This therapy breaks down into four parts: education on what PTSD is and its symptoms, breathing exercises to relax the patient and two types of exposure. In the first, imaginal exposure, patients close their eyes and describe their trauma as if it were happening in the moment, not the past. This process is repeated, recorded and listened to outside of the sessions as well.
“Through this rehearsal, they come to something called habituation,” says Hekler. “Essentially, stimuli that once had a very strong intensity, over time reduces that intensity. Each time, when someone comes back to therapy they recite the event again and typically what happens is they don’t become as emotionally distressed or upset about it. Eventually it becomes a memory, not one that you want to revisit all the time, but without the same emotional intensity.”
The second type of exposure is in vivo exposure, where patients list all of the situations they avoid and then insert themselves in them. This fosters a similar process of habituation, where the patient learns to manage the crippling fear or anxiety they experience in situations they avoid.
“At the heart of PTSD is avoidance,” says Hekler. “Avoidance is really good in the short term because it makes anxiety go away – what it’s really doing is telling your brain that this is terrifying and we need to get away.”
In other words, it’s only serving to strengthen the fear conditioning in the amygdala and hippocampus. The process of habituation doesn’t seek to overwrite those incredibly intense emotional memories, but to create a separate set of circuits that associate the same stimuli with a safe emotional response.
“Cognitive behavior therapy literally sets up and strengthens circuits to inhibit fear,” says Burke. “You don’t get rid of the original trauma, but you overlay it with other behavior.”
For Batory, in vivo exposure proved to be a beneficial form of therapy.
“It was effective not because it changed what I feel or think, but because I learned to deal,” says Batory. “Even though I feel anxiety, it’s not as severe and I know how to keep it in check.”
While both therapy and medication can be effective, Burke believes that PTSD demands a holistic approach to treatment in which different health professionals work closely together.
“I think ASU is on the cutting edge of integrated health solutions,” says Burke. “We can have Dr. A doing one thing to a person and Dr. B doing something else to the same person across town, especially when Dr. A is just physical medicine and Dr. B is just psychological. Those two groups have not been talking nearly enough over the last decades, and that’s got to change.

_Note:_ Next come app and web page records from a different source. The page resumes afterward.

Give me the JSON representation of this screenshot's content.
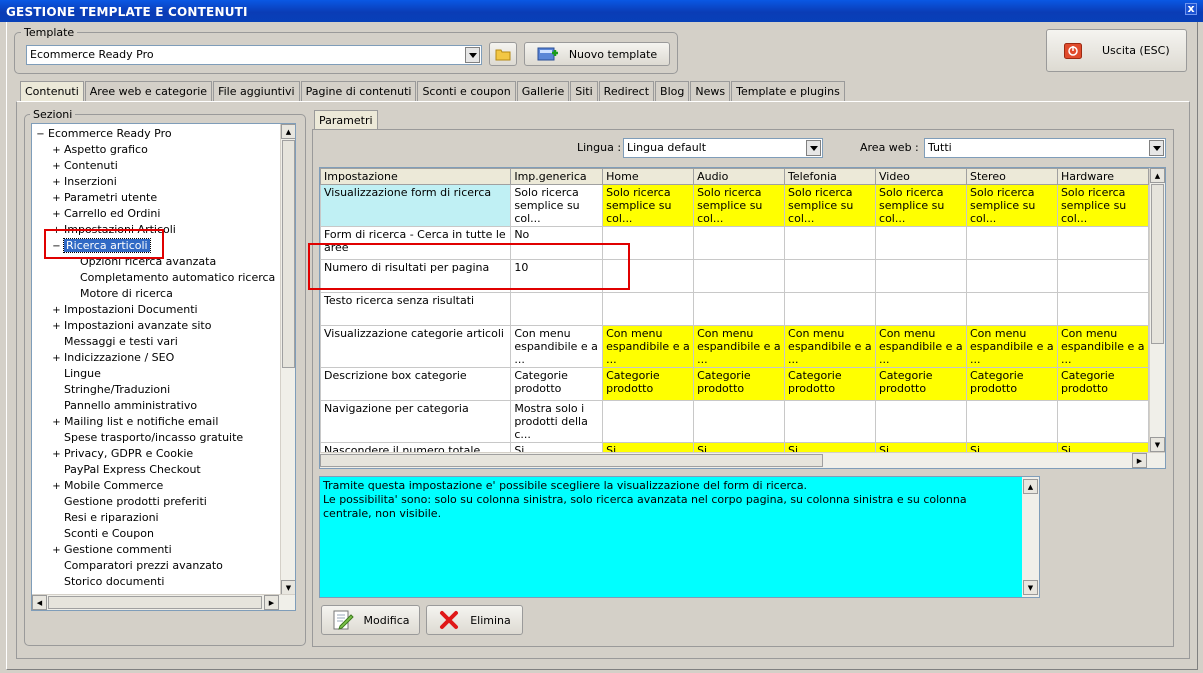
{
  "window": {
    "title": "GESTIONE TEMPLATE E CONTENUTI",
    "close": "x"
  },
  "template_group": {
    "label": "Template",
    "selected": "Ecommerce Ready Pro",
    "new_button": "Nuovo template",
    "exit_button": "Uscita (ESC)"
  },
  "tabs": [
    "Contenuti",
    "Aree web e categorie",
    "File aggiuntivi",
    "Pagine di contenuti",
    "Sconti e coupon",
    "Gallerie",
    "Siti",
    "Redirect",
    "Blog",
    "News",
    "Template e plugins"
  ],
  "sections": {
    "label": "Sezioni",
    "items": [
      {
        "label": "Ecommerce Ready Pro",
        "level": 0,
        "exp": "−"
      },
      {
        "label": "Aspetto grafico",
        "level": 1,
        "exp": "+"
      },
      {
        "label": "Contenuti",
        "level": 1,
        "exp": "+"
      },
      {
        "label": "Inserzioni",
        "level": 1,
        "exp": "+"
      },
      {
        "label": "Parametri utente",
        "level": 1,
        "exp": "+"
      },
      {
        "label": "Carrello ed Ordini",
        "level": 1,
        "exp": "+"
      },
      {
        "label": "Impostazioni Articoli",
        "level": 1,
        "exp": "+"
      },
      {
        "label": "Ricerca articoli",
        "level": 1,
        "exp": "−",
        "selected": true
      },
      {
        "label": "Opzioni ricerca avanzata",
        "level": 2,
        "exp": ""
      },
      {
        "label": "Completamento automatico ricerca",
        "level": 2,
        "exp": ""
      },
      {
        "label": "Motore di ricerca",
        "level": 2,
        "exp": ""
      },
      {
        "label": "Impostazioni Documenti",
        "level": 1,
        "exp": "+"
      },
      {
        "label": "Impostazioni avanzate sito",
        "level": 1,
        "exp": "+"
      },
      {
        "label": "Messaggi e testi vari",
        "level": 1,
        "exp": ""
      },
      {
        "label": "Indicizzazione / SEO",
        "level": 1,
        "exp": "+"
      },
      {
        "label": "Lingue",
        "level": 1,
        "exp": ""
      },
      {
        "label": "Stringhe/Traduzioni",
        "level": 1,
        "exp": ""
      },
      {
        "label": "Pannello amministrativo",
        "level": 1,
        "exp": ""
      },
      {
        "label": "Mailing list e notifiche email",
        "level": 1,
        "exp": "+"
      },
      {
        "label": "Spese trasporto/incasso gratuite",
        "level": 1,
        "exp": ""
      },
      {
        "label": "Privacy, GDPR e Cookie",
        "level": 1,
        "exp": "+"
      },
      {
        "label": "PayPal Express Checkout",
        "level": 1,
        "exp": ""
      },
      {
        "label": "Mobile Commerce",
        "level": 1,
        "exp": "+"
      },
      {
        "label": "Gestione prodotti preferiti",
        "level": 1,
        "exp": ""
      },
      {
        "label": "Resi e riparazioni",
        "level": 1,
        "exp": ""
      },
      {
        "label": "Sconti e Coupon",
        "level": 1,
        "exp": ""
      },
      {
        "label": "Gestione commenti",
        "level": 1,
        "exp": "+"
      },
      {
        "label": "Comparatori prezzi avanzato",
        "level": 1,
        "exp": ""
      },
      {
        "label": "Storico documenti",
        "level": 1,
        "exp": ""
      }
    ]
  },
  "params": {
    "tab": "Parametri",
    "lingua_label": "Lingua :",
    "lingua_value": "Lingua default",
    "area_label": "Area web :",
    "area_value": "Tutti",
    "columns": [
      "Impostazione",
      "Imp.generica",
      "Home",
      "Audio",
      "Telefonia",
      "Video",
      "Stereo",
      "Hardware"
    ],
    "rows": [
      {
        "name": "Visualizzazione form di ricerca",
        "generic": "Solo ricerca semplice su col...",
        "val": "Solo ricerca semplice su col...",
        "hl": "yellow",
        "sel": true
      },
      {
        "name": "Form di ricerca - Cerca in tutte le aree",
        "generic": "No",
        "val": "",
        "hl": ""
      },
      {
        "name": "Numero di risultati per pagina",
        "generic": "10",
        "val": "",
        "hl": ""
      },
      {
        "name": "Testo ricerca senza risultati",
        "generic": "",
        "val": "",
        "hl": ""
      },
      {
        "name": "Visualizzazione categorie articoli",
        "generic": "Con menu espandibile e a ...",
        "val": "Con menu espandibile e a ...",
        "hl": "yellow"
      },
      {
        "name": "Descrizione box categorie",
        "generic": "Categorie prodotto",
        "val": "Categorie prodotto",
        "hl": "yellow"
      },
      {
        "name": "Navigazione per categoria",
        "generic": "Mostra solo i prodotti della c...",
        "val": "",
        "hl": ""
      },
      {
        "name": "Nascondere il numero totale articoli su ogni ramo dell'albero categorie?",
        "generic": "Si",
        "val": "Si",
        "hl": "yellow"
      }
    ],
    "description": "Tramite questa impostazione e' possibile scegliere la visualizzazione del form di ricerca.\nLe possibilita' sono: solo su colonna sinistra, solo ricerca avanzata nel corpo pagina, su colonna sinistra e su colonna centrale, non visibile.",
    "edit_button": "Modifica",
    "delete_button": "Elimina"
  },
  "colors": {
    "highlight": "#ffff00",
    "description_bg": "#00ffff",
    "selection": "#316ac5",
    "annotation": "#e00000"
  }
}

And ASU is right on the cusp of it. The Doctorate of Behavioral Health program is the first of its kind in the whole country.”
Batory now lives with a group of other veterans and is on track to graduate with a bachelor’s degree in microbiology in December 2013. After spending years of attaching negative associations to his military experience, even when saving lives, he has newfound perspective and direction. He is applying to medical schools in the coming months, saying he wants to get back to helping people.
“I’ve taken up an interest in medicine again, and I think it’s a good measure of the return of myself and my life’s purpose,” says Batory. “But I really had to rebuild myself to get back to that point.”
To others suffering from PTSD, Batory offers pretty straightforward advice: “You’re not weak. You’re not any less of a person for acknowledging you’re struggling, and the sooner you do that, the sooner you’ll be on the road to recovering.”
For students looking for help with PTSD, ASU offers counseling services on every campus, as well as a 24-hour crisis hotline at 480-921-1006. Those interested in the therapies provided by Andrea Hekler can visit the NP - Healthcare clinic, or call 602-496-0721.
Student veterans can access resources through the Pat Tillman Veterans Center in the Memorial Union on the Tempe campus, calling the center at 480-965-7723 or visting veterans services located at the Polytechnic, Downtown and West campuses.
A variety of other services are available to all veterans – students or not – through the Department of Veterans Affairs.
Written by Pete Zrioka, Office of Knowledge Enterprise Development